(Records from a collection)
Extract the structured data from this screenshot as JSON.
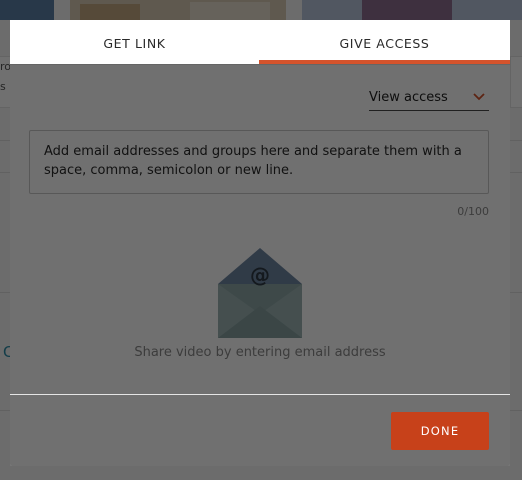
{
  "background": {
    "fragments": [
      "ro",
      "s",
      "C"
    ]
  },
  "modal": {
    "tabs": [
      {
        "label": "GET LINK",
        "active": false
      },
      {
        "label": "GIVE ACCESS",
        "active": true
      }
    ],
    "accent_color": "#d4532c",
    "permission": {
      "selected": "View access",
      "icon": "chevron-down-icon"
    },
    "email_input": {
      "placeholder": "Add email addresses and groups here and separate them with a space, comma, semicolon or new line.",
      "char_count": "0/100"
    },
    "empty_state": {
      "icon": "envelope-at-icon",
      "text": "Share video by entering email address"
    },
    "done_label": "DONE",
    "done_color": "#c7411a"
  }
}
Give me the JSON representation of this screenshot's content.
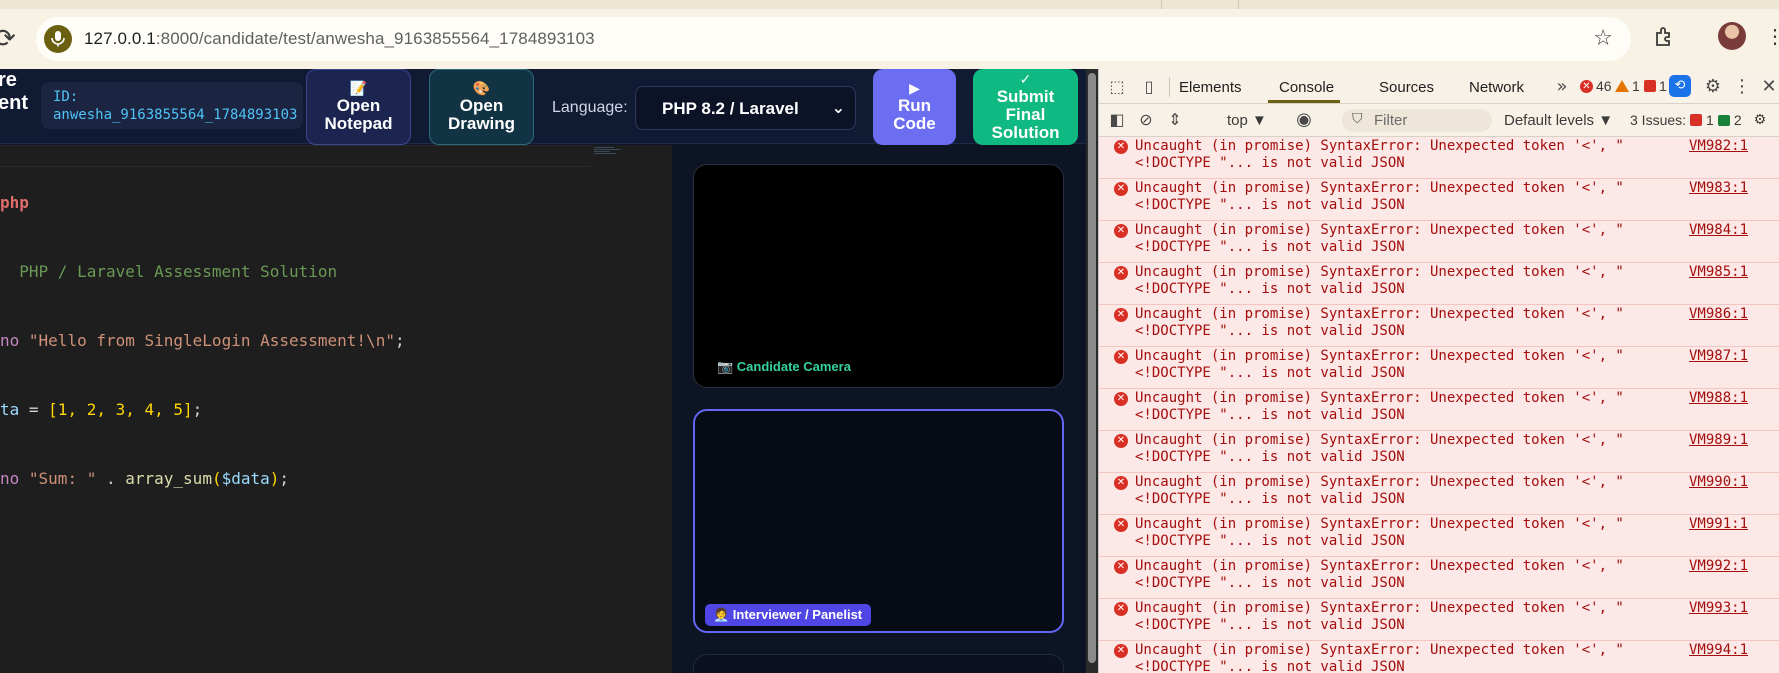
{
  "browser": {
    "url_host": "127.0.0.1",
    "url_path": ":8000/candidate/test/anwesha_9163855564_1784893103"
  },
  "app": {
    "brand_line1": "re",
    "brand_line2": "ent",
    "candidate_id_label": "ID:",
    "candidate_id_value": "anwesha_9163855564_1784893103",
    "notepad": {
      "icon": "📝",
      "line1": "Open",
      "line2": "Notepad"
    },
    "drawing": {
      "icon": "🎨",
      "line1": "Open",
      "line2": "Drawing"
    },
    "language_label": "Language:",
    "language_value": "PHP 8.2 / Laravel",
    "run": {
      "icon": "▶",
      "line1": "Run",
      "line2": "Code"
    },
    "submit": {
      "icon": "✓",
      "line1": "Submit",
      "line2": "Final",
      "line3": "Solution"
    }
  },
  "editor": {
    "lines": [
      {
        "tag": "php"
      },
      {
        "comment": "PHP / Laravel Assessment Solution"
      },
      {
        "kw": "no",
        "str": "\"Hello from SingleLogin Assessment!\\n\"",
        "end": ";"
      },
      {
        "var": "ta",
        "mid": " = ",
        "arr": "[1, 2, 3, 4, 5]",
        "end": ";"
      },
      {
        "kw": "no",
        "str": "\"Sum: \"",
        "mid": " . ",
        "fn": "array_sum",
        "arg": "$data",
        "end": ";"
      }
    ]
  },
  "video": {
    "camera_label": "📷 Candidate Camera",
    "interviewer_label": "🧑‍💼 Interviewer / Panelist"
  },
  "devtools": {
    "tabs": [
      "Elements",
      "Console",
      "Sources",
      "Network"
    ],
    "active_tab": "Console",
    "error_count": "46",
    "warning_count": "1",
    "issue_flag_count": "1",
    "context": "top ▼",
    "filter_placeholder": "Filter",
    "levels": "Default levels ▼",
    "issues_label": "3 Issues:",
    "issues_error": "1",
    "issues_info": "2",
    "log_line1": "Uncaught (in promise) SyntaxError: Unexpected token '<', \"",
    "log_line2": "<!DOCTYPE \"... is not valid JSON",
    "logs": [
      "VM982:1",
      "VM983:1",
      "VM984:1",
      "VM985:1",
      "VM986:1",
      "VM987:1",
      "VM988:1",
      "VM989:1",
      "VM990:1",
      "VM991:1",
      "VM992:1",
      "VM993:1",
      "VM994:1"
    ]
  }
}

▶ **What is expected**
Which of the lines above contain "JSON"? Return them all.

▶ **Your response**
Extract the structured data from this screenshot as JSON.
Give me the JSON representation of this screenshot's content.
    "log_line2": "<!DOCTYPE \"... is not valid JSON",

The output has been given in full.